→ **ACTIVITY**
Your task is to copy each line of the material that includes "JSON".

===== DATA

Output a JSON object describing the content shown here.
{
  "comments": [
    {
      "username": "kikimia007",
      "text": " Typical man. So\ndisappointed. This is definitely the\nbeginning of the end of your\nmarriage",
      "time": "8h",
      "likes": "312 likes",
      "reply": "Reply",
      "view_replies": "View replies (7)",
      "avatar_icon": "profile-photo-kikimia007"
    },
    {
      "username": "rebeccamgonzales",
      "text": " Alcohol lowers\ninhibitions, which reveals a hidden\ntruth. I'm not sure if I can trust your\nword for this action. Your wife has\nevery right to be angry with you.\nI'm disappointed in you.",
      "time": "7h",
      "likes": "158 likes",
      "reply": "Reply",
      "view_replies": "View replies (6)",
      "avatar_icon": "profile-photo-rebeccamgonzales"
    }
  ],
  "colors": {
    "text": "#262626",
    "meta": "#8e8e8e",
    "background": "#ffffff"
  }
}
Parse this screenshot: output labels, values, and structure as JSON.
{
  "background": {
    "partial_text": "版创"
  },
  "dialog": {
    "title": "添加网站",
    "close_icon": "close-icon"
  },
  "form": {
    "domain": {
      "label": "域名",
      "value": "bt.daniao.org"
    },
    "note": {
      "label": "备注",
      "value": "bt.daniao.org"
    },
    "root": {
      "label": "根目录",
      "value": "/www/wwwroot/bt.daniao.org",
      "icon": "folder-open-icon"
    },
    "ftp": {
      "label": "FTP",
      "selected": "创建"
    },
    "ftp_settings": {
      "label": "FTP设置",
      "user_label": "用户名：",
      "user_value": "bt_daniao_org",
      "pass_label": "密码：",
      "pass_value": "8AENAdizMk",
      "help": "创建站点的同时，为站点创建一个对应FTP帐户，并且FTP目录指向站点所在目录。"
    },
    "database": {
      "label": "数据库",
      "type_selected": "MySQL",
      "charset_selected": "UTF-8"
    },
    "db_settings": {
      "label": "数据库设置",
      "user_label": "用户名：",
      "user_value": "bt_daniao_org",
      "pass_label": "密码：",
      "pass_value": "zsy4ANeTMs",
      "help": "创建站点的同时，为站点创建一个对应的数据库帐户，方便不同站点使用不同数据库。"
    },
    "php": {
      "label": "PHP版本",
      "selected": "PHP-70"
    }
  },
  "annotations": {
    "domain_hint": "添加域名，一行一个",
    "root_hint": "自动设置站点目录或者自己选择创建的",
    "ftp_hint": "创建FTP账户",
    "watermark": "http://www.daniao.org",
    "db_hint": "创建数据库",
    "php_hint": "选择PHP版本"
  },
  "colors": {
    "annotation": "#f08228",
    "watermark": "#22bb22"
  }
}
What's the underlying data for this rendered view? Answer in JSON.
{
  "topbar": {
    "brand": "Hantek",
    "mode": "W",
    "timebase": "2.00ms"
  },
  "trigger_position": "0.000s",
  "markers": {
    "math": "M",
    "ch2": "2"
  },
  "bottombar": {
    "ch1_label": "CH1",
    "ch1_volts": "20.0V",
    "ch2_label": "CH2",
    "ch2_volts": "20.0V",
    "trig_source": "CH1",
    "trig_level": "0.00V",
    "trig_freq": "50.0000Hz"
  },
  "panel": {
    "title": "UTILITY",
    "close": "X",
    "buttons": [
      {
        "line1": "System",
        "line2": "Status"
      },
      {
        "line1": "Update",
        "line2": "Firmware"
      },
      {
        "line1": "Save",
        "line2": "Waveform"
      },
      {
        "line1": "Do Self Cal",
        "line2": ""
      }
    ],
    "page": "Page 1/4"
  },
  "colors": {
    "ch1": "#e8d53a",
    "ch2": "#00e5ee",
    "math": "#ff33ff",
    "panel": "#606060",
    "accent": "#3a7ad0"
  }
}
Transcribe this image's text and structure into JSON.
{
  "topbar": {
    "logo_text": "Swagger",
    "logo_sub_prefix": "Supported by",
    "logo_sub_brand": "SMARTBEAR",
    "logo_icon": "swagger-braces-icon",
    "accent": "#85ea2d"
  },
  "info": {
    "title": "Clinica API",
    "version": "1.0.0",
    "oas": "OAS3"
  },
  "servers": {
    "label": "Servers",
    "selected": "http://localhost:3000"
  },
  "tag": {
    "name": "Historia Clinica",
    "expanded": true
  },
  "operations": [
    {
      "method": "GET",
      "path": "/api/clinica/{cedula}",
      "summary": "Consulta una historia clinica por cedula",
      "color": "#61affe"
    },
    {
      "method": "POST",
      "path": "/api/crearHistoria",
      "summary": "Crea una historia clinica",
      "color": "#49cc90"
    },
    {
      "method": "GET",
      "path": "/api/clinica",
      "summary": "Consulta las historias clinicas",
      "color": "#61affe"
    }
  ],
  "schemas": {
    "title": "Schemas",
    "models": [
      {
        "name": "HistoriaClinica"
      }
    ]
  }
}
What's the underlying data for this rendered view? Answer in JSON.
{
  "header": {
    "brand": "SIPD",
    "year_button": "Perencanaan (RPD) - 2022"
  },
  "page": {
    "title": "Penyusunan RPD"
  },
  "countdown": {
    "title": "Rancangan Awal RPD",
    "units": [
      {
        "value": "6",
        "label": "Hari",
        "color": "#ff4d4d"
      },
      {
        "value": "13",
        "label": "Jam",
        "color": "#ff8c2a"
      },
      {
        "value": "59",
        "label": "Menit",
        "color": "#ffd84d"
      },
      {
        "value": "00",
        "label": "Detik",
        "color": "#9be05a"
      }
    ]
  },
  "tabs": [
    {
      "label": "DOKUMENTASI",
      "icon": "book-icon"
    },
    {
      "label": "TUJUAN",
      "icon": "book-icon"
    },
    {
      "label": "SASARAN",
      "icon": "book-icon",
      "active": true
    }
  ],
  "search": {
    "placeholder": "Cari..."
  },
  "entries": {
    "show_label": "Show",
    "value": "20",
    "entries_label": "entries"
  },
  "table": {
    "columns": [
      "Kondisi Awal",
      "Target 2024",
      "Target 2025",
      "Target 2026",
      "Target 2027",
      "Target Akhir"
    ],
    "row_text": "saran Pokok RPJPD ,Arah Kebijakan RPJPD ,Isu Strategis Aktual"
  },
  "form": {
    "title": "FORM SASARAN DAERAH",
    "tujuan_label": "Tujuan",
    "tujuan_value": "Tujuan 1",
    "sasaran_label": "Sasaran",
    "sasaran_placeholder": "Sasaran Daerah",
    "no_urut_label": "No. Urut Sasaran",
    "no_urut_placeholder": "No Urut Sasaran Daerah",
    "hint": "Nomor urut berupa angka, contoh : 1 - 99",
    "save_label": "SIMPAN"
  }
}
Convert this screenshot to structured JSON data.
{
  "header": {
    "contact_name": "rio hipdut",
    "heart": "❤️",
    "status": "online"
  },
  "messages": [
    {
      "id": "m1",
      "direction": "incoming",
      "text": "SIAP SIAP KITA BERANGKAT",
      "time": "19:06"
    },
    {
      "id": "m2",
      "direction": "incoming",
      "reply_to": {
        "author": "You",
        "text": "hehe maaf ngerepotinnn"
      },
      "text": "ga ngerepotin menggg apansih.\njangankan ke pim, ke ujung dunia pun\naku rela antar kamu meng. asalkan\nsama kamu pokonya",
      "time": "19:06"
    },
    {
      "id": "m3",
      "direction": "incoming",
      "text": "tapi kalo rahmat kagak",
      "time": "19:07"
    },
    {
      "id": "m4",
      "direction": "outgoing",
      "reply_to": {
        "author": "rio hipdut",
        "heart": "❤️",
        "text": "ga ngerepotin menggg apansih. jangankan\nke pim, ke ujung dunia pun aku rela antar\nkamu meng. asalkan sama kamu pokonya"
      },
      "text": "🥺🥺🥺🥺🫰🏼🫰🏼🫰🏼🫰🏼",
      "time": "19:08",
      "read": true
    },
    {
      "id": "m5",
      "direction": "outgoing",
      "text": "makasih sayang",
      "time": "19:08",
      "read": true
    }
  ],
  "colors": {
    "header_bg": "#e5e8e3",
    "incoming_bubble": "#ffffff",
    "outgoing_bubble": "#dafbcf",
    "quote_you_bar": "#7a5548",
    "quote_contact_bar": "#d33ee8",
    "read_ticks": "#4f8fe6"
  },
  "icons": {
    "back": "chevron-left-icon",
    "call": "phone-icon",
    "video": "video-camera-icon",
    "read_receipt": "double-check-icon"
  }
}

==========

→ **RESULT FOR THIS EXERCISE**
Output a JSON object describing the content shown here.
Parse this screenshot: output labels, values, and structure as JSON.
What's the underlying data for this rendered view? Answer in JSON.
Transcribe this image's text and structure into JSON.
What's the underlying data for this rendered view? Answer in JSON.
Convert this screenshot to structured JSON data.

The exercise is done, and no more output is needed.